Task data: Begin

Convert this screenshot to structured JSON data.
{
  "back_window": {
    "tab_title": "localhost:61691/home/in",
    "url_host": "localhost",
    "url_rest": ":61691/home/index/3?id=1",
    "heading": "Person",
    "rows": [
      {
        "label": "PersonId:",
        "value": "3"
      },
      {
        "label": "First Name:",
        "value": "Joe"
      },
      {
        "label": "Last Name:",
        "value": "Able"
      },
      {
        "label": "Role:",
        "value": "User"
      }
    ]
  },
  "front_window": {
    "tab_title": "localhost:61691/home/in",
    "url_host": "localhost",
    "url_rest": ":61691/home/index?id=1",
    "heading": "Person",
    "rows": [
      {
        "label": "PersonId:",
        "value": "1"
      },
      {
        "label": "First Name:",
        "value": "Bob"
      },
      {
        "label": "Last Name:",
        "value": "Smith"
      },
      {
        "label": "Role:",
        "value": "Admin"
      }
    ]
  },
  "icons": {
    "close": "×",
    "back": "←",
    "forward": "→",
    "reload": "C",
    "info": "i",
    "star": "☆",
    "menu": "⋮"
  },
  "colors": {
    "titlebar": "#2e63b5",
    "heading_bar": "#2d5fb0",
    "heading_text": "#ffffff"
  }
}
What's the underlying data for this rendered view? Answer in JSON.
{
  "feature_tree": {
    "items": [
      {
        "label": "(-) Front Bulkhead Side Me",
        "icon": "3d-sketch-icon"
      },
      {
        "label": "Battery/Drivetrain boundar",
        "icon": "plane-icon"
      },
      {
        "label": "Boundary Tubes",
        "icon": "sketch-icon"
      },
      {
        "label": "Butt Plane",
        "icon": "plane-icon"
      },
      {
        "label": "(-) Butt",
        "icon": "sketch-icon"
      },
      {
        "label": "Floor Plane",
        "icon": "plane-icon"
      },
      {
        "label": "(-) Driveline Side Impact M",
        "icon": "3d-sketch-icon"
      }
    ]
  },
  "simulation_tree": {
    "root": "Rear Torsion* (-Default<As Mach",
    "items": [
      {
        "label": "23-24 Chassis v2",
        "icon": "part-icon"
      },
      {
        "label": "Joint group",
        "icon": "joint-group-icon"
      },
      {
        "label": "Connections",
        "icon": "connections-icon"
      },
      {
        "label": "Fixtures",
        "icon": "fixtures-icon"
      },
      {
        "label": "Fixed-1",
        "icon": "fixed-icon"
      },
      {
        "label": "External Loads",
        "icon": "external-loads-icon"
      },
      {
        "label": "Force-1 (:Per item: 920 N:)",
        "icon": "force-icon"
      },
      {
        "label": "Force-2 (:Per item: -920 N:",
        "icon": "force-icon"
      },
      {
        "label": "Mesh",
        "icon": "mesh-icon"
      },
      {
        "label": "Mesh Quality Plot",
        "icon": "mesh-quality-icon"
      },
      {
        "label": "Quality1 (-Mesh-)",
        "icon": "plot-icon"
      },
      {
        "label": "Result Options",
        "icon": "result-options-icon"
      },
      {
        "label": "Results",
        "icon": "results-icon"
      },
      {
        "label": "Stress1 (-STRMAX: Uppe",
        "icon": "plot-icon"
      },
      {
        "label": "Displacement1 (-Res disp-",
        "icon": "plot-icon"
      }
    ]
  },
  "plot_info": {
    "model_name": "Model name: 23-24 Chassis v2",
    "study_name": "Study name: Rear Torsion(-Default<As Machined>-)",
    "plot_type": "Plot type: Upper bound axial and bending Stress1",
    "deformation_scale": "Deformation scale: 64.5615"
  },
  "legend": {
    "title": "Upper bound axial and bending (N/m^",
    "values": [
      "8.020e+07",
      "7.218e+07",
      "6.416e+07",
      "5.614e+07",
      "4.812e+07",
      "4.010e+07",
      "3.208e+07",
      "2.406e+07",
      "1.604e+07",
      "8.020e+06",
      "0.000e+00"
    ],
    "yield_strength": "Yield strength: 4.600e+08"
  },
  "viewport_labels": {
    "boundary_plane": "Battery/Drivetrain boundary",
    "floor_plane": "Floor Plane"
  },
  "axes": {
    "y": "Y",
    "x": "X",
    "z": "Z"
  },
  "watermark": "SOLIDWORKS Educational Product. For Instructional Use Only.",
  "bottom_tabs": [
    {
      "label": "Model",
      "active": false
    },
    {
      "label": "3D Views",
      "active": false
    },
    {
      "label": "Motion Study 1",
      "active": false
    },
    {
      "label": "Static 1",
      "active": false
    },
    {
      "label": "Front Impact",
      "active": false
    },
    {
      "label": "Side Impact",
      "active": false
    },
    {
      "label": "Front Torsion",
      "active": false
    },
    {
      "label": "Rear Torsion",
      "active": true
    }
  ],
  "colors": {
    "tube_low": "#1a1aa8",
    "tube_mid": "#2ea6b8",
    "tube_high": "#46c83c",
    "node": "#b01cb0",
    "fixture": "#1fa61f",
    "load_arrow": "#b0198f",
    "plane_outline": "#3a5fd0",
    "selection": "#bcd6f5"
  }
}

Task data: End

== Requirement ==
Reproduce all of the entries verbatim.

== Exercise answer ==
Convert this screenshot to structured JSON data.
{
  "back_window": {
    "tab_title": "localhost:61691/home/in",
    "url_host": "localhost",
    "url_rest": ":61691/home/index/3?id=1",
    "heading": "Person",
    "rows": [
      {
        "label": "PersonId:",
        "value": "3"
      },
      {
        "label": "First Name:",
        "value": "Joe"
      },
      {
        "label": "Last Name:",
        "value": "Able"
      },
      {
        "label": "Role:",
        "value": "User"
      }
    ]
  },
  "front_window": {
    "tab_title": "localhost:61691/home/in",
    "url_host": "localhost",
    "url_rest": ":61691/home/index?id=1",
    "heading": "Person",
    "rows": [
      {
        "label": "PersonId:",
        "value": "1"
      },
      {
        "label": "First Name:",
        "value": "Bob"
      },
      {
        "label": "Last Name:",
        "value": "Smith"
      },
      {
        "label": "Role:",
        "value": "Admin"
      }
    ]
  },
  "icons": {
    "close": "×",
    "back": "←",
    "forward": "→",
    "reload": "C",
    "info": "i",
    "star": "☆",
    "menu": "⋮"
  },
  "colors": {
    "titlebar": "#2e63b5",
    "heading_bar": "#2d5fb0",
    "heading_text": "#ffffff"
  }
}
What's the underlying data for this rendered view? Answer in JSON.
{
  "feature_tree": {
    "items": [
      {
        "label": "(-) Front Bulkhead Side Me",
        "icon": "3d-sketch-icon"
      },
      {
        "label": "Battery/Drivetrain boundar",
        "icon": "plane-icon"
      },
      {
        "label": "Boundary Tubes",
        "icon": "sketch-icon"
      },
      {
        "label": "Butt Plane",
        "icon": "plane-icon"
      },
      {
        "label": "(-) Butt",
        "icon": "sketch-icon"
      },
      {
        "label": "Floor Plane",
        "icon": "plane-icon"
      },
      {
        "label": "(-) Driveline Side Impact M",
        "icon": "3d-sketch-icon"
      }
    ]
  },
  "simulation_tree": {
    "root": "Rear Torsion* (-Default<As Mach",
    "items": [
      {
        "label": "23-24 Chassis v2",
        "icon": "part-icon"
      },
      {
        "label": "Joint group",
        "icon": "joint-group-icon"
      },
      {
        "label": "Connections",
        "icon": "connections-icon"
      },
      {
        "label": "Fixtures",
        "icon": "fixtures-icon"
      },
      {
        "label": "Fixed-1",
        "icon": "fixed-icon"
      },
      {
        "label": "External Loads",
        "icon": "external-loads-icon"
      },
      {
        "label": "Force-1 (:Per item: 920 N:)",
        "icon": "force-icon"
      },
      {
        "label": "Force-2 (:Per item: -920 N:",
        "icon": "force-icon"
      },
      {
        "label": "Mesh",
        "icon": "mesh-icon"
      },
      {
        "label": "Mesh Quality Plot",
        "icon": "mesh-quality-icon"
      },
      {
        "label": "Quality1 (-Mesh-)",
        "icon": "plot-icon"
      },
      {
        "label": "Result Options",
        "icon": "result-options-icon"
      },
      {
        "label": "Results",
        "icon": "results-icon"
      },
      {
        "label": "Stress1 (-STRMAX: Uppe",
        "icon": "plot-icon"
      },
      {
        "label": "Displacement1 (-Res disp-",
        "icon": "plot-icon"
      }
    ]
  },
  "plot_info": {
    "model_name": "Model name: 23-24 Chassis v2",
    "study_name": "Study name: Rear Torsion(-Default<As Machined>-)",
    "plot_type": "Plot type: Upper bound axial and bending Stress1",
    "deformation_scale": "Deformation scale: 64.5615"
  },
  "legend": {
    "title": "Upper bound axial and bending (N/m^",
    "values": [
      "8.020e+07",
      "7.218e+07",
      "6.416e+07",
      "5.614e+07",
      "4.812e+07",
      "4.010e+07",
      "3.208e+07",
      "2.406e+07",
      "1.604e+07",
      "8.020e+06",
      "0.000e+00"
    ],
    "yield_strength": "Yield strength: 4.600e+08"
  },
  "viewport_labels": {
    "boundary_plane": "Battery/Drivetrain boundary",
    "floor_plane": "Floor Plane"
  },
  "axes": {
    "y": "Y",
    "x": "X",
    "z": "Z"
  },
  "watermark": "SOLIDWORKS Educational Product. For Instructional Use Only.",
  "bottom_tabs": [
    {
      "label": "Model",
      "active": false
    },
    {
      "label": "3D Views",
      "active": false
    },
    {
      "label": "Motion Study 1",
      "active": false
    },
    {
      "label": "Static 1",
      "active": false
    },
    {
      "label": "Front Impact",
      "active": false
    },
    {
      "label": "Side Impact",
      "active": false
    },
    {
      "label": "Front Torsion",
      "active": false
    },
    {
      "label": "Rear Torsion",
      "active": true
    }
  ],
  "colors": {
    "tube_low": "#1a1aa8",
    "tube_mid": "#2ea6b8",
    "tube_high": "#46c83c",
    "node": "#b01cb0",
    "fixture": "#1fa61f",
    "load_arrow": "#b0198f",
    "plane_outline": "#3a5fd0",
    "selection": "#bcd6f5"
  }
}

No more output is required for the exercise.